  • 96. 2012 GREAT LAKES PLASTIC POLLUTION SURVEY 0.355― 0.999mm 1.000― 4.749mm > 4.75mm 0.355― 0.999mm 1.000― 4.749mm > 4.75mm Fragment 247,106.5 123,906.2 11,219.8 21,385.9 28,127.8 3,502.4 Film 3,943.5 1,332.2 4,006.1 95.1 743.4 688.3 Foam 54,340.9 18,208.4 1,810.5 5.3 40.4 12.9 Pellet 430,029.8 5,614.1 420.9 5.3 40.4 12.9 Line 1,328.9 2,571.9 449.0 255.2 1,298.3 2,077.5 count/km2 736,749.6 151,632.9 17,906.3 21,745.4 31,010.4 6,281.3 % of total 81% 17% 2% 37% 52% 11% Abundance of plastic pieces (count/km 2 ) by type and size Great Lakes NASG
  • 97. Sources
  • 98. POSSIBLE SOURCE OF MICROPLASTIC SPHERES
  • 99. POSSIBLE SOURCE OF MICROPLASTIC SPHERES
  • 100. Sources • Consumer Products – Exfoliating Microbeads − Photodegradation of larger plastic items
  • 101. 2013
  • 102. Photo courtesy of Brendan Bannon
  • 103. 0.355― 0.999mm 1.000― 4.749mm > 4.75mm Fragment 3,356,920.6 1,586,137.1 127,199.3 Pellet 920,457.4 78,815.0 4,999.6 Fiber/Line 119,116.3 94,004.7 67,245.2 Film 41,419.4 61,030.4 31,772.5 Foam 72,501.5 136,444.3 18,028.9 count/km2 4,510,415.2 1,956,431.5 249,245.6 % of total 67% 29% 4% Abundance of plastic pieces (count/km2) by type and size • Combined Data – 2012 & 2013
  • 104. Why do we care?
  • 105. Visual courtesy of Chelsea Rochman
  • 106. Visual courtesy of Sierra Club – Delaware Chapter
  • 107.  Wastewater Treatment Plants  Food Web Study  Stream Sampling  Sediment Analysis • Current Projects

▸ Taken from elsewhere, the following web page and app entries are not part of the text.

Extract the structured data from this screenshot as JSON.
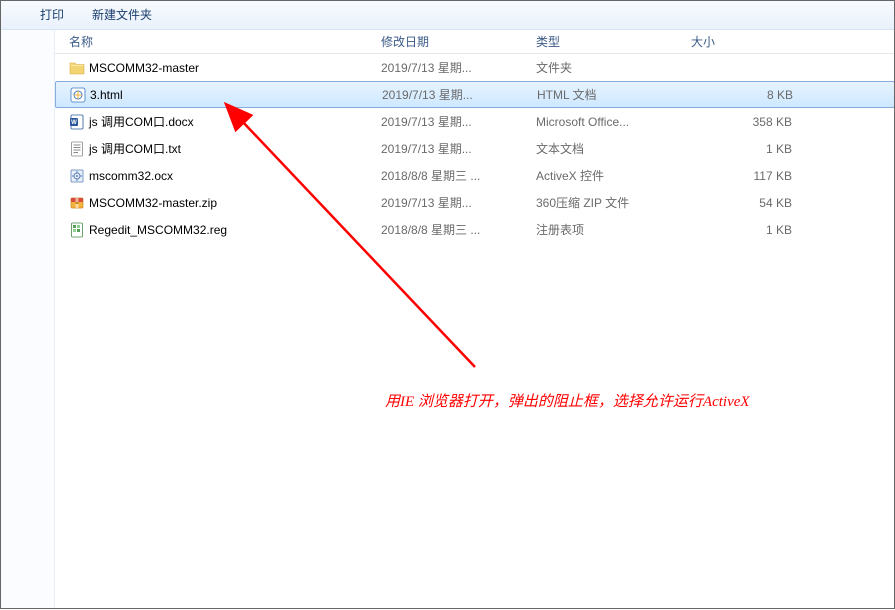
{
  "toolbar": {
    "print": "打印",
    "new_folder": "新建文件夹"
  },
  "columns": {
    "name": "名称",
    "date": "修改日期",
    "type": "类型",
    "size": "大小"
  },
  "files": [
    {
      "icon": "folder",
      "name": "MSCOMM32-master",
      "date": "2019/7/13 星期...",
      "type": "文件夹",
      "size": ""
    },
    {
      "icon": "html",
      "name": "3.html",
      "date": "2019/7/13 星期...",
      "type": "HTML 文档",
      "size": "8 KB",
      "selected": true
    },
    {
      "icon": "docx",
      "name": "js 调用COM口.docx",
      "date": "2019/7/13 星期...",
      "type": "Microsoft Office...",
      "size": "358 KB"
    },
    {
      "icon": "txt",
      "name": "js 调用COM口.txt",
      "date": "2019/7/13 星期...",
      "type": "文本文档",
      "size": "1 KB"
    },
    {
      "icon": "ocx",
      "name": "mscomm32.ocx",
      "date": "2018/8/8 星期三 ...",
      "type": "ActiveX 控件",
      "size": "117 KB"
    },
    {
      "icon": "zip",
      "name": "MSCOMM32-master.zip",
      "date": "2019/7/13 星期...",
      "type": "360压缩 ZIP 文件",
      "size": "54 KB"
    },
    {
      "icon": "reg",
      "name": "Regedit_MSCOMM32.reg",
      "date": "2018/8/8 星期三 ...",
      "type": "注册表项",
      "size": "1 KB"
    }
  ],
  "annotation": "用IE 浏览器打开，弹出的阻止框，选择允许运行ActiveX"
}
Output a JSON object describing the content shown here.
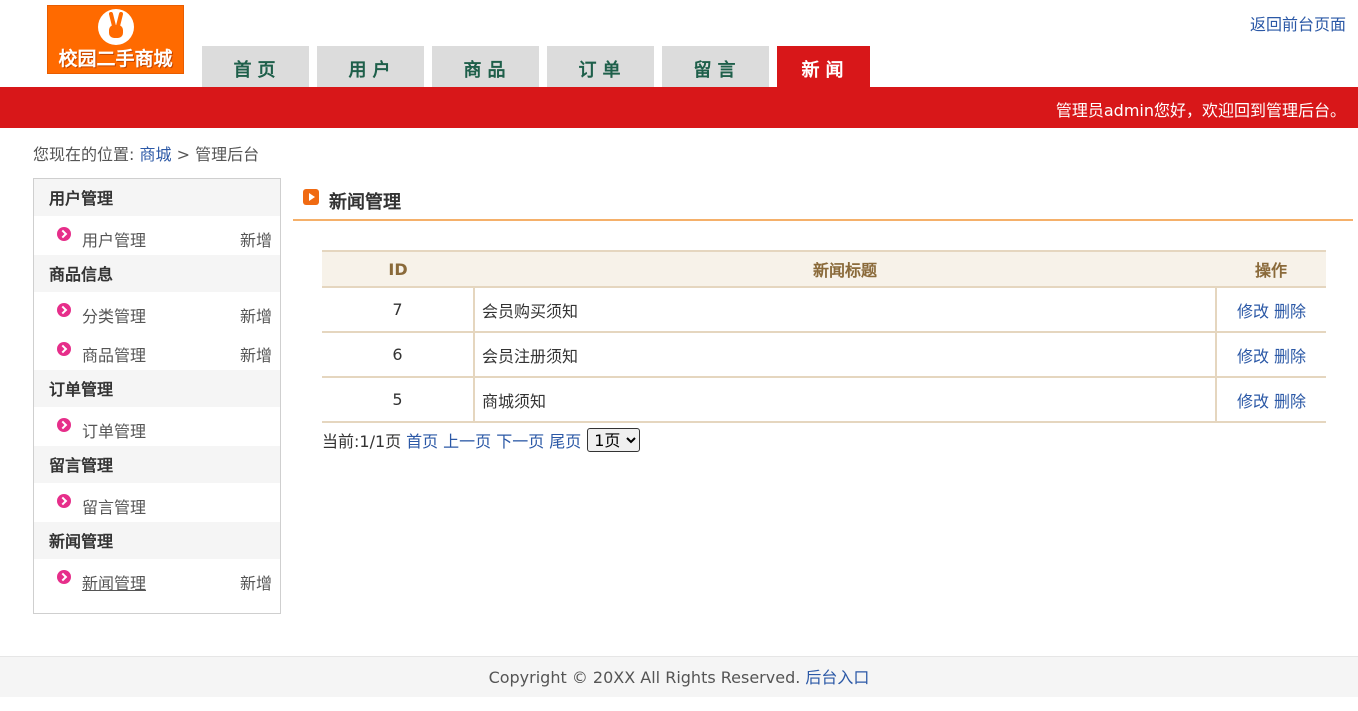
{
  "header": {
    "logo_text": "校园二手商城",
    "back_link": "返回前台页面",
    "welcome": "管理员admin您好，欢迎回到管理后台。"
  },
  "nav": {
    "tabs": [
      {
        "label": "首页",
        "active": false
      },
      {
        "label": "用户",
        "active": false
      },
      {
        "label": "商品",
        "active": false
      },
      {
        "label": "订单",
        "active": false
      },
      {
        "label": "留言",
        "active": false
      },
      {
        "label": "新闻",
        "active": true
      }
    ]
  },
  "breadcrumb": {
    "prefix": "您现在的位置:",
    "link": "商城",
    "separator": ">",
    "current": "管理后台"
  },
  "sidebar": {
    "groups": [
      {
        "title": "用户管理",
        "items": [
          {
            "label": "用户管理",
            "add": "新增"
          }
        ]
      },
      {
        "title": "商品信息",
        "items": [
          {
            "label": "分类管理",
            "add": "新增"
          },
          {
            "label": "商品管理",
            "add": "新增"
          }
        ]
      },
      {
        "title": "订单管理",
        "items": [
          {
            "label": "订单管理",
            "add": ""
          }
        ]
      },
      {
        "title": "留言管理",
        "items": [
          {
            "label": "留言管理",
            "add": ""
          }
        ]
      },
      {
        "title": "新闻管理",
        "items": [
          {
            "label": "新闻管理",
            "add": "新增"
          }
        ]
      }
    ]
  },
  "main": {
    "section_title": "新闻管理",
    "table": {
      "headers": [
        "ID",
        "新闻标题",
        "操作"
      ],
      "rows": [
        {
          "id": "7",
          "title": "会员购买须知",
          "edit": "修改",
          "delete": "删除"
        },
        {
          "id": "6",
          "title": "会员注册须知",
          "edit": "修改",
          "delete": "删除"
        },
        {
          "id": "5",
          "title": "商城须知",
          "edit": "修改",
          "delete": "删除"
        }
      ]
    },
    "pager": {
      "status": "当前:1/1页",
      "first": "首页",
      "prev": "上一页",
      "next": "下一页",
      "last": "尾页",
      "selected": "1页"
    }
  },
  "footer": {
    "copyright": "Copyright © 20XX All Rights Reserved.",
    "admin_link": "后台入口"
  },
  "colors": {
    "brand_red": "#d81719",
    "logo_orange": "#ff6a00",
    "link_blue": "#2b58a6",
    "nav_text_green": "#1e5f4a"
  }
}
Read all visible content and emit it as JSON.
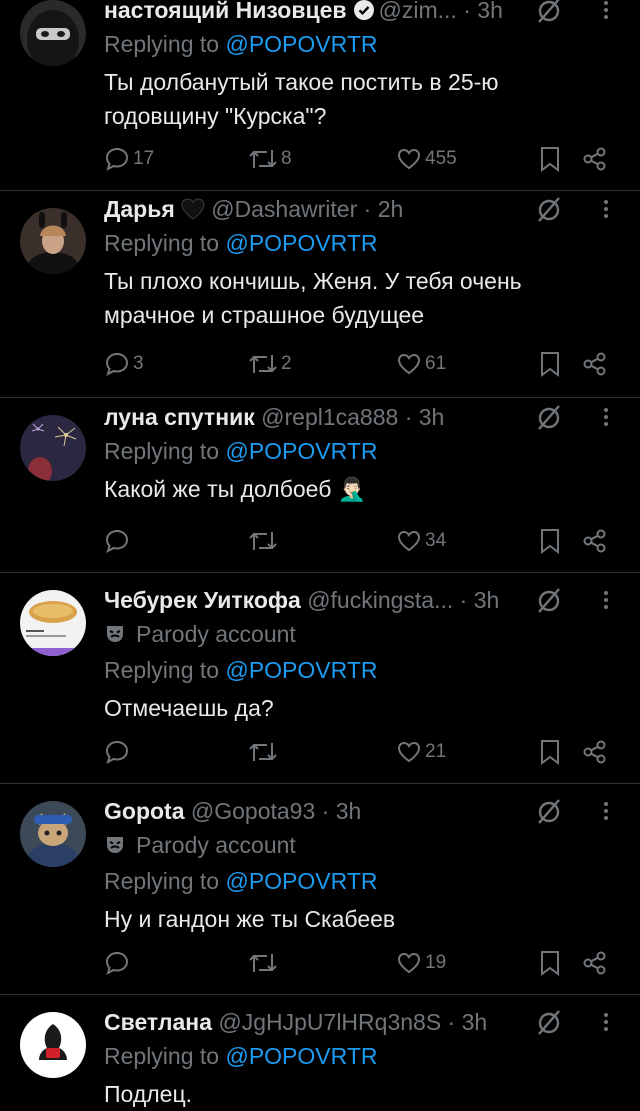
{
  "replying_label": "Replying to",
  "colors": {
    "background": "#000000",
    "text": "#e7e9ea",
    "secondary": "#71767b",
    "accent": "#1d9bf0",
    "divider": "#2f3336"
  },
  "tweets": [
    {
      "name": "настоящий Низовцев",
      "verified": true,
      "handle": "@zim...",
      "time": "· 3h",
      "reply_to": "@POPOVRTR",
      "text_lines": [
        "Ты долбанутый такое постить в 25-ю",
        "годовщину \"Курска\"?"
      ],
      "replies": "17",
      "reposts": "8",
      "likes": "455",
      "avatar": "balaclava-avatar"
    },
    {
      "name": "Дарья",
      "heart": true,
      "handle": "@Dashawriter",
      "time": "· 2h",
      "reply_to": "@POPOVRTR",
      "text_lines": [
        "Ты плохо кончишь, Женя. У тебя очень",
        "мрачное и страшное будущее"
      ],
      "replies": "3",
      "reposts": "2",
      "likes": "61",
      "avatar": "bunny-ears-avatar"
    },
    {
      "name": "луна спутник",
      "handle": "@repl1ca888",
      "time": "· 3h",
      "reply_to": "@POPOVRTR",
      "text_lines": [
        "Какой же ты долбоеб 🤦🏻‍♂️"
      ],
      "replies": "",
      "reposts": "",
      "likes": "34",
      "avatar": "fireworks-avatar"
    },
    {
      "name": "Чебурек Уиткофа",
      "handle": "@fuckingsta...",
      "time": "· 3h",
      "parody": "Parody account",
      "reply_to": "@POPOVRTR",
      "text_lines": [
        "Отмечаешь да?"
      ],
      "replies": "",
      "reposts": "",
      "likes": "21",
      "avatar": "cheburek-avatar"
    },
    {
      "name": "Gopota",
      "handle": "@Gopota93",
      "time": "· 3h",
      "parody": "Parody account",
      "reply_to": "@POPOVRTR",
      "text_lines": [
        "Ну и гандон же ты Скабеев"
      ],
      "replies": "",
      "reposts": "",
      "likes": "19",
      "avatar": "cat-hoodie-avatar"
    },
    {
      "name": "Светлана",
      "handle": "@JgHJpU7lHRq3n8S",
      "time": "· 3h",
      "reply_to": "@POPOVRTR",
      "text_lines": [
        "Подлец."
      ],
      "avatar": "logo-avatar"
    }
  ]
}
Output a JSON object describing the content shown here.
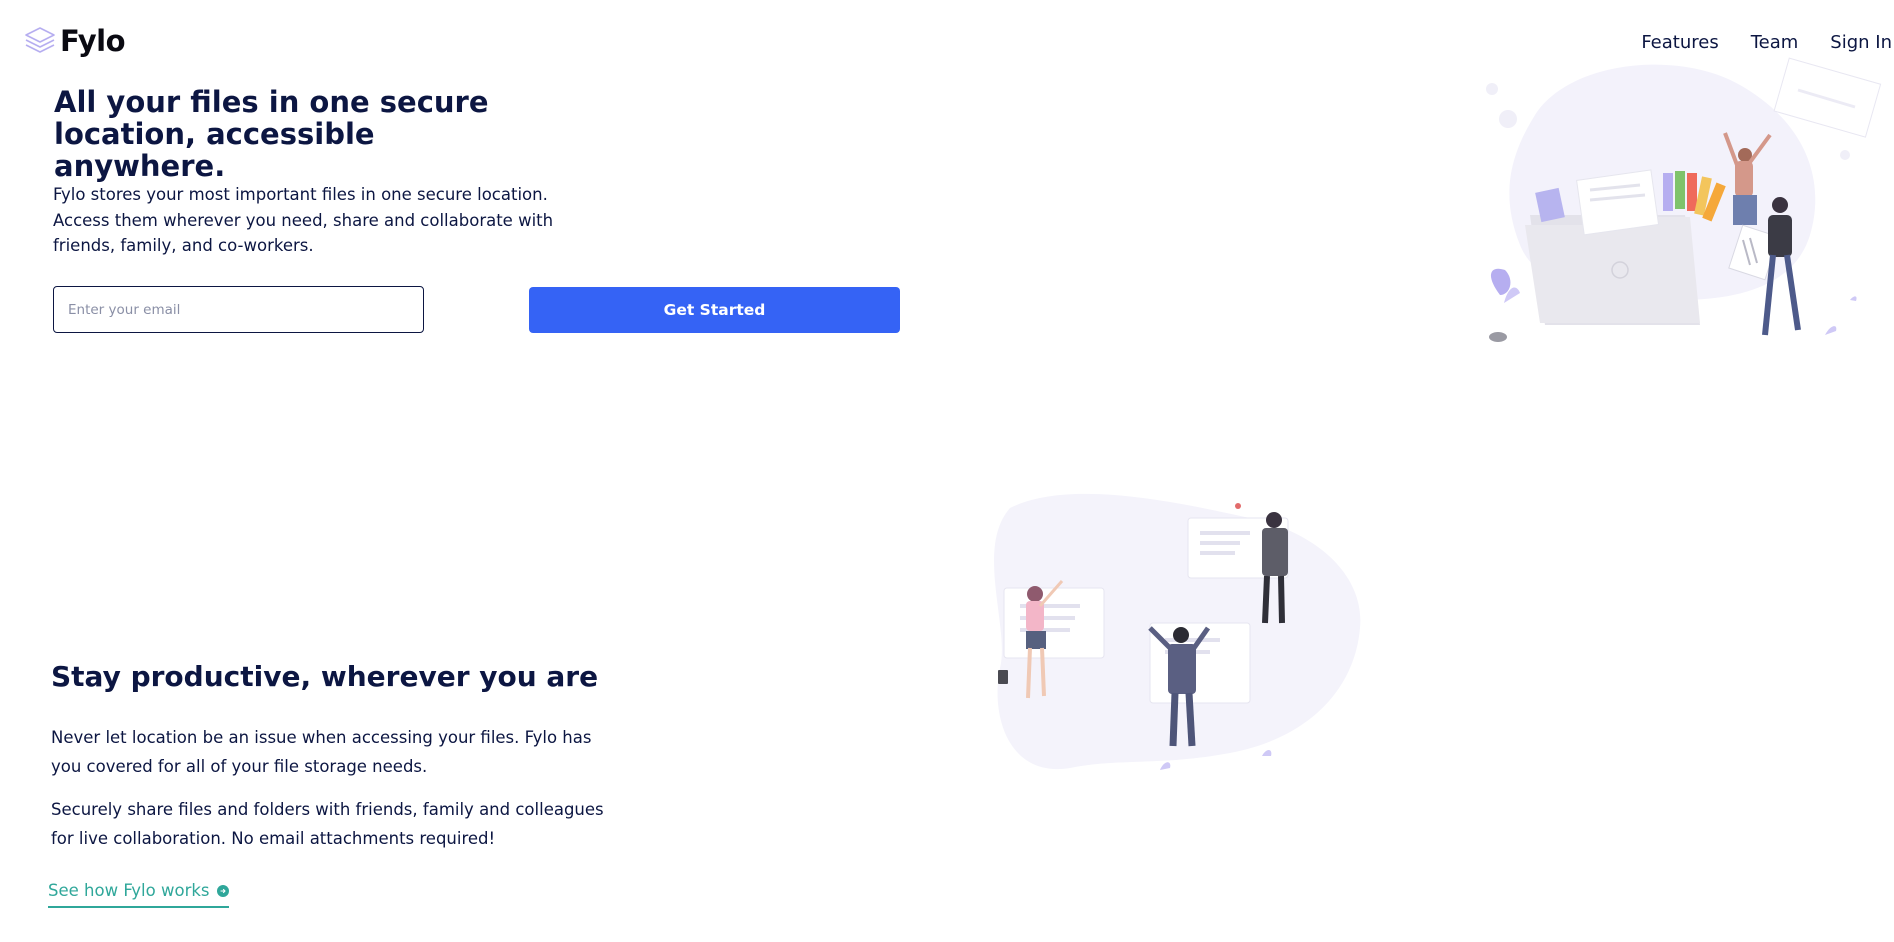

  • 108.  Susan Gateley  Hannah Farley  Nick Williamson  Ghadah Aleid  Morgan Smith  Rachel Ricotta  Parker Fink
  • 109. Photo courtesy of Brendan Bannon Questions?